In November 1969, Native American activists occupied the island for over 19 months. The protest was led by Richard Oakes, LaNada Means, and others. John Trudell served as spokesman. The group lived on the island together until the protest was forcibly ended by the U.S. government. Under the Treaty of Fort Laramie, the U.S. was supposed to return all retired, abandoned, or out-of-use federal land to the Indians who once occupied it. Alcatraz was closed as a prison in 1963. Therefore, the activists believe that the island qualified for under the treaty for their reclamation.
Eugenics in Nazi Germany & U.S.
Today in Labor History January 1, 1934: A “Law for the Prevention of Genetically Diseased Offspring” went into effect in Nazi Germany. The Eugenics research that Hitler used to justify torture and genocide was inspired by similar research from the U.S. The American eugenics movement originated in the 1880s, from the biological determinist ideas of Francis Galton. He believed that selective breeding could improve the human race and allow them to direct their own evolution.
The U.S. eugenics movement was heavily funded by the Carnegie Institution, Rockefeller Foundation and the Harriman railroad fortune. Biologist Charles B. Davenport founded the Eugenics Record Office (ERO) in 1911. The ERO trained field workers, who they sent to study people in mental hospitals and orphanages across the U.S. Davenport and others began to lobby for solutions to the problem of the “unfit.” They lobbied for immigration restrictions and sterilization. Some even promoted the idea of extermination, well before Hitler became known for it.
Some well-known eugenicists of the early 20th century included Alexander Graham Bell, Luther Burbank and Planned Parenthood founder Margaret Sanger. The eugenics movement tended to target the poor, the disabled, the mentally ill and specific communities of color as “unfit” for society. Their solutions included forced sterilization, which continued in the U.S. until as recently as 2010. From 1997-2010, California performed nonconsensual sterilizations on roughly 1,400 women prisoners. From 1929-1973, North Carolina sterilized the third highest number of people in the United States, roughly 7,600 people, predominantly African American women.
Today in Labor History January 1, 1959: Fidel Castro’s forces overthrew Fulgencio Batista, dictator of Cuba. The revolutionary movement began on July 26, 1953. The movement later reformed along Marxist-Leninist lines and formally became the Communist Party of Cuba in 1965.
Today in Labor History January 1, 1989: The Montreal Protocol went into force, ending the use of chemicals contributing to ozone depletion. The main causes of ozone depletion are CFCs and HCFCs used as refrigerants, solvents and propellants.

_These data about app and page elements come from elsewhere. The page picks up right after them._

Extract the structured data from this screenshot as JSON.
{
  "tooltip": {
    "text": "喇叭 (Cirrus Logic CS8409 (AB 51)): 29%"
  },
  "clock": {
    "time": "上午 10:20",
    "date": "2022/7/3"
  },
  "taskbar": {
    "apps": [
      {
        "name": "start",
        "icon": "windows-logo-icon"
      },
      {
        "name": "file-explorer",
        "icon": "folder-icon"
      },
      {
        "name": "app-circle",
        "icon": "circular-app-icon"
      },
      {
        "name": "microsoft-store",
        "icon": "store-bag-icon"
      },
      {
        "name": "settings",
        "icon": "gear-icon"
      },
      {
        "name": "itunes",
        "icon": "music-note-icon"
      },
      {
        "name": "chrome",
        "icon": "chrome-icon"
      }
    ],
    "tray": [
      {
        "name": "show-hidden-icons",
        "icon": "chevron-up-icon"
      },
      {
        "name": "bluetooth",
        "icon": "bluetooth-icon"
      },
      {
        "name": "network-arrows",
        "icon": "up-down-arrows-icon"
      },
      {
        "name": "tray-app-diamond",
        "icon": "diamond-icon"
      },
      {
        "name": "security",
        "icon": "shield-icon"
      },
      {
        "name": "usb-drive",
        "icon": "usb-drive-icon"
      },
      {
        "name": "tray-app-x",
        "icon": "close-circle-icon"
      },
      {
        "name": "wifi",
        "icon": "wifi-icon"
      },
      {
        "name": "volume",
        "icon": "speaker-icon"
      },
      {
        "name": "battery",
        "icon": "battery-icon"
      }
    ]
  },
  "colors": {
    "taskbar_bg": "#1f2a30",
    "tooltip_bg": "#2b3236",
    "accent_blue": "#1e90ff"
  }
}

Damage to the atmospheric ozone layer increases the risk of skin cancer, sunburn, blindness and cataracts. As a result of the Montreal Protocol and the ban on ozone-depleting chemicals, ozone levels started to stabilized in the mid-1990s and began to recover in the 2000s. Consequently, the Montreal Protocol is the most successful international environmental agreement to date.
Today in Labor History January 1, 1994: The Zapatista Army of National Liberation began twelve days of armed conflict in the Mexican state of Chiapas. The Zapatistas are a libertarian socialist political and militant group made up of mostly Indigenous People that now controls a substantial amount of territory in Chiapas. They have been nominally at war with the Mexican state since 1994. However, in recent years, they have focused more on civil than military resistance.